Since 1987, Diane Fahey has received three one-year Writer’s Fellowships, a Writer’s Project Grant, and a three-year New Work Grant from the Literature Fund of the Australia Council; two Writer’s Grants from the South Australian government; and two Writer’s Grants from the Victorian government.
In 1993, Diane was a fellow at Hawthornden International Writers’ Centre, and has been writer in residence at Ormond College, University of Melbourne, and at the University of Adelaide. In 1999, she was awarded a residency at the Tyrone Guthrie Centre, Co. Monaghan, Ireland.
She was the first pin-up.
Naked and bejewelled,
she was chained to a rock,
then thrown by heavy-breathing
winds into wild postures:
at each new angle, lightning
popped like a photographer’s flash.
The gold circling her neck
matched her hair, the emeralds
her eyes, the rubies her nipples,
and the amethysts those bruises
covering her skin, once pearl-white
as for all princesses.
In lulls of wind, she pulled
against iron, stood almost straight.
The sky was a mouth swallowing her,
the sun a glimmering eye;
lolling in the tide, a sea-dragon
slithered and gargled like
some vast collective slob.
From afar, Perseus saw her first
as a creature writhing on a rock;
close up, she was a whirlpool
of rage and terror and shame.
The dragon he changed to stone
with hardly a thought. But
his strength almost failed him
in breaking those chains.
Looking away from her nakedness,
he smooths her ankles, wrists.
She waits for the moment
when he will meet her eyes.
From Friendly Street No. 11 and Tuesday Night Live
Winter solstice 1988
Someone has split this sunlit sky in half
with a white streak that starts to fade
soon after the irritating buzz that made it.
Resoundingly, ocean writes on itself
thick lines resolving into foam on jade –
illumined ciphers in a dissolving script.
On the shore I weave a path round stones
smooth as amulets, each with its story
layered in colour. As far as my eye can see,
jellyfish gleam from dry sand, small moons
sinking, hardening, becoming glass
punctuation marks among scrawls
of seaweed. Sealed off from this warm air,
they lie exposed, unknowing, dying of light.
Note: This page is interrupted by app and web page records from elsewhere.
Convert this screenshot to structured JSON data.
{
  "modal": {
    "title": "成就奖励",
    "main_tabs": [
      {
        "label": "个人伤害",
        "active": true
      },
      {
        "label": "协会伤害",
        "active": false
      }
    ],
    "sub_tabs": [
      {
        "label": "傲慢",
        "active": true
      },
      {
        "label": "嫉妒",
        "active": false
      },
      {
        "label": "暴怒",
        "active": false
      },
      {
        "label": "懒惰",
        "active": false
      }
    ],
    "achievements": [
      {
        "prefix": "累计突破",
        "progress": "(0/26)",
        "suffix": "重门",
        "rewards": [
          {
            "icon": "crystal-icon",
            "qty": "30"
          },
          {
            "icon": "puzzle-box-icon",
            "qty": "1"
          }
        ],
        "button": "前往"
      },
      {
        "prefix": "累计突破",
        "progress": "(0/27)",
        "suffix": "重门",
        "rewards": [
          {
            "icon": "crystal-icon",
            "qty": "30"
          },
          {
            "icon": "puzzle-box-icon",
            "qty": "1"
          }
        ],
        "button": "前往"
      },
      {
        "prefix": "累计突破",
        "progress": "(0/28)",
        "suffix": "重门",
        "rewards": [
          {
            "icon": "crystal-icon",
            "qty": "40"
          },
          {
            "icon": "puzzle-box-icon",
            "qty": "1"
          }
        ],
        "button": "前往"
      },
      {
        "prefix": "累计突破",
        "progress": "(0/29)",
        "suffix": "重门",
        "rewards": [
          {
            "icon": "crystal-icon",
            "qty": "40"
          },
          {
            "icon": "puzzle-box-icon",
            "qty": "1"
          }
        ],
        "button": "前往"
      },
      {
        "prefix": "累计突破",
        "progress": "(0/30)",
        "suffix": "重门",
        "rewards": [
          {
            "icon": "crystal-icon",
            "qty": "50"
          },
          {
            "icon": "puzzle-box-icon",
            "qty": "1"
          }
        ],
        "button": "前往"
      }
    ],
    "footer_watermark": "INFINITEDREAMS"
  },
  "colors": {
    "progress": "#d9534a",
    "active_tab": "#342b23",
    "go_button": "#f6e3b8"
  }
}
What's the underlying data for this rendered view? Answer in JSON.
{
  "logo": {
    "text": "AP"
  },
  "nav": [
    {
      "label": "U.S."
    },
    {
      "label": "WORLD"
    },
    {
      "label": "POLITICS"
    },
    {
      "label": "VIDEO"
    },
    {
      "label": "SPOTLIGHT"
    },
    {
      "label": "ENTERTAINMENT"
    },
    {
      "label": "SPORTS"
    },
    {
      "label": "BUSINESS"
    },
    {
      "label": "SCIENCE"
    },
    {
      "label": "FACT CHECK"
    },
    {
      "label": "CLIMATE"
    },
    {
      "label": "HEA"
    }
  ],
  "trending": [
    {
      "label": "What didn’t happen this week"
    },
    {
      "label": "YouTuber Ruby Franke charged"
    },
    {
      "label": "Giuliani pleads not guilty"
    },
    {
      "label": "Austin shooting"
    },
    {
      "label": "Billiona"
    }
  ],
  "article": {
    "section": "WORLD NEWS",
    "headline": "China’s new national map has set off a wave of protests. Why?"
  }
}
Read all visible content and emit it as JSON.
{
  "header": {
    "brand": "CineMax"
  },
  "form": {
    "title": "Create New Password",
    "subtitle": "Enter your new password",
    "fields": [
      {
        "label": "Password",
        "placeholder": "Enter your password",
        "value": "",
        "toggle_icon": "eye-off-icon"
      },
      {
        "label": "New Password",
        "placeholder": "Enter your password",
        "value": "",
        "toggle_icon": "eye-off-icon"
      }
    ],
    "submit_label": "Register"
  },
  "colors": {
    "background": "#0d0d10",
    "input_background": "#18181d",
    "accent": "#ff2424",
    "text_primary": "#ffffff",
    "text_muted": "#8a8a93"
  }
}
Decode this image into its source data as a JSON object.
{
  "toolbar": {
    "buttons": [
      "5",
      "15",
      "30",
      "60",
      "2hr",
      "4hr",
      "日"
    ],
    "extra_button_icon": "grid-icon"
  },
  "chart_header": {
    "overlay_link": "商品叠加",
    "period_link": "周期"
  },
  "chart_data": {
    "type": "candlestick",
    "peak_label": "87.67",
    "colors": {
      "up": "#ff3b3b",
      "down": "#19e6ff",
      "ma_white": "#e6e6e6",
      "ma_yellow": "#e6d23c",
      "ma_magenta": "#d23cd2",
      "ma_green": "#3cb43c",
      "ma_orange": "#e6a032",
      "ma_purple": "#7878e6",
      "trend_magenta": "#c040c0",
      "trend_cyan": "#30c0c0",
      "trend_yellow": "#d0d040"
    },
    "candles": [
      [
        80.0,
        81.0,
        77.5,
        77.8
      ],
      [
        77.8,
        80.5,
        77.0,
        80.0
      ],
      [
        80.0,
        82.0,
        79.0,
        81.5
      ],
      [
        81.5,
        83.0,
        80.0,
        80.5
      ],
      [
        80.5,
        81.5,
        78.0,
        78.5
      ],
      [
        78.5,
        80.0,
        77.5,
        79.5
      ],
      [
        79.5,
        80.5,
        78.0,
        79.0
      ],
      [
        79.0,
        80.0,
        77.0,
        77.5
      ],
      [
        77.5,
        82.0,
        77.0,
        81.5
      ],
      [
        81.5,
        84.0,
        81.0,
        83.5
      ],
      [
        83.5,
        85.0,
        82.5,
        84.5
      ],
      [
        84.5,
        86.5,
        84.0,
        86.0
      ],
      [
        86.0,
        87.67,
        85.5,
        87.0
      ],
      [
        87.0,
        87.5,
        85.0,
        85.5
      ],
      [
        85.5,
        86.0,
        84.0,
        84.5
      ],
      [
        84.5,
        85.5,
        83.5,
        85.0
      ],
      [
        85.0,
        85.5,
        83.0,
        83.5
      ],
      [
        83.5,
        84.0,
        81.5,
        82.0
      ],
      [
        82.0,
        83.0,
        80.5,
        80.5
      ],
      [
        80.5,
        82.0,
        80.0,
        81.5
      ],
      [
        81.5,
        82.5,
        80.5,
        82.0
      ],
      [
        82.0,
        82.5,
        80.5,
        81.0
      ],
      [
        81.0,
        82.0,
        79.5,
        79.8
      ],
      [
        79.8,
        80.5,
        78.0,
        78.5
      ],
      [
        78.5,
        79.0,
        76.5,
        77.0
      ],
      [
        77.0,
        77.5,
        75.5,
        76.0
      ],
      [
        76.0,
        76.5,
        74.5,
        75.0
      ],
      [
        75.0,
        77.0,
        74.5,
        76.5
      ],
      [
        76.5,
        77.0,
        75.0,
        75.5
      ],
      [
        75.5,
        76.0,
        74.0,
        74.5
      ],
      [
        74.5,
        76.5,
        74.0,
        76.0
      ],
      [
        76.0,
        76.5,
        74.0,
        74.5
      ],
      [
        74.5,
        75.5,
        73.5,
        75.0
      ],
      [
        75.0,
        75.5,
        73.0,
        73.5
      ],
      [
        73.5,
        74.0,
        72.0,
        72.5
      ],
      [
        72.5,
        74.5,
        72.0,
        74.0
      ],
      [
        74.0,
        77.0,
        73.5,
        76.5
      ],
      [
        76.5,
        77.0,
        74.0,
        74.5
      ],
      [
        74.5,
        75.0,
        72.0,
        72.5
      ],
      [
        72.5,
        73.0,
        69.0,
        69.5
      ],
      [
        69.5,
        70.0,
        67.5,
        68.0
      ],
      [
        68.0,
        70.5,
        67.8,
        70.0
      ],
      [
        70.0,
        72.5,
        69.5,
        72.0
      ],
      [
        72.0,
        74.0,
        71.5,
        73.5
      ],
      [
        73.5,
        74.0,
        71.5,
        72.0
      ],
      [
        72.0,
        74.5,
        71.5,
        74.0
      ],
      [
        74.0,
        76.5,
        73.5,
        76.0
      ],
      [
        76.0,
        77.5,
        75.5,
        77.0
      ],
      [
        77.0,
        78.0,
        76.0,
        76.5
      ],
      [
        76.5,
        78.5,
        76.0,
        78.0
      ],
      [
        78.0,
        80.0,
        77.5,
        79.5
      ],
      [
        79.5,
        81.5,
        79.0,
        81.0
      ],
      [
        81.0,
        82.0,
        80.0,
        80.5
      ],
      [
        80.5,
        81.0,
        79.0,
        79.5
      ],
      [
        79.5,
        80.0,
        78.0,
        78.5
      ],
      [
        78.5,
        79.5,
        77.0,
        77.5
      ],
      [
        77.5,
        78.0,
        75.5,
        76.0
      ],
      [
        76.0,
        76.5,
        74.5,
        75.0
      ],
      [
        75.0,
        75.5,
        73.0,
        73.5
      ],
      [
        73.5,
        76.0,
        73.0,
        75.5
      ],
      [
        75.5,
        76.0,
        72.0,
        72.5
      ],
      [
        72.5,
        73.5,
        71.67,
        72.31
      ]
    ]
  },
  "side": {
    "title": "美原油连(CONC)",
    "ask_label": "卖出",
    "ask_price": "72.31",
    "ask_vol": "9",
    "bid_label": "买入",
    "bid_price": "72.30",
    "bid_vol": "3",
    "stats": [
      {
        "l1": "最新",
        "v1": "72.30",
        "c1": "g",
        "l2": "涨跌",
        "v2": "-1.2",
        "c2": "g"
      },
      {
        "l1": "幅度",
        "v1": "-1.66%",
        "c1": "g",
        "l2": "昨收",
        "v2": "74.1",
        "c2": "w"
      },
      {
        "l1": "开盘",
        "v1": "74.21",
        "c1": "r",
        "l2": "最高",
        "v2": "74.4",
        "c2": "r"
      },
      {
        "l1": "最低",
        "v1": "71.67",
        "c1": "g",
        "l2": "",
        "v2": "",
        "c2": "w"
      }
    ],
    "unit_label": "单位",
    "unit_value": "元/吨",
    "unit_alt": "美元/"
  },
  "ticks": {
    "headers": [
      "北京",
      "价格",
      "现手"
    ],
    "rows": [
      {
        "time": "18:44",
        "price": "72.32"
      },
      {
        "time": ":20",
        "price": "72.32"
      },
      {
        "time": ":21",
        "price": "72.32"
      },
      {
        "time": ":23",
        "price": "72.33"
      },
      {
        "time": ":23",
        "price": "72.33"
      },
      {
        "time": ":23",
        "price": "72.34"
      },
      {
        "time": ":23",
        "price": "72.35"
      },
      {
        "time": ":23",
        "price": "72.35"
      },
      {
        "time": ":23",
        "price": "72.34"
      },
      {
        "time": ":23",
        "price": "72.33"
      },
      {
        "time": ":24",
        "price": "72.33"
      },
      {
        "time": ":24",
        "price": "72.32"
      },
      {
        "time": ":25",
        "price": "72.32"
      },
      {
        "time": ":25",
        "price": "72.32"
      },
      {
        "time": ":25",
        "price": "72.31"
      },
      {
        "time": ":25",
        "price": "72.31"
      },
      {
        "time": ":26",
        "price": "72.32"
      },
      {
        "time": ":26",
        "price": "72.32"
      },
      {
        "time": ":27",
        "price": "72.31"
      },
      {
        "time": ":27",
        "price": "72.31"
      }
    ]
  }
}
From Friendly Street No. 12 and Tuesday Night Live
after seeing Titian’s ‘St Mark enthroned, with
SS Cosmas and Damian, Roch and Sebastian’, Venice
I am tired of all those Saint Sebastians standing there
at the feet of Madonna or super-saint, among other
saved ones all waiting for the next prayerful utterance
while ruminating on eternity. He is always so undressed
yet so aloof, so helpless yet complacent, so wounded yet
I like saints who hide their virtues beneath ample,
jewel-coloured robes, for whom pain is pain, and joy, joy,
not some awful mix-up of the two.
Still, this Sebastian by
Titian stops me. Only one arrow pierces his body;
another, fallen from his calf, lies on the floor,
He has a serious, inward gaze, and no blood. But the glory
of the painting is his stance, graceful yet arrogant –
if one could strut while standing still, he’s doing it.
My guess is that he was a sixteenth century gondolier,
happy to be gaining money for so little effort, but bored
with standing motionless for so long on terra firma.
So he imagines being gazed at be each woman who enters
the church – over four centuries, a tall order,
but time has delivered . . .
Above, Saint Mark is half-shadow:
Moses-like, he holds the book, stares at dark stars;
but this man’s face is clear, his body resembles neither
ravaged nor risen saviour’s, the knots in that white cloth
can be undone . . . For those arrows belong to Eros,
and this is not Christ but Dionysus, who has wandered into
a strangely silent conversation.
From Friendly Street No. 14 and Tuesday Night Live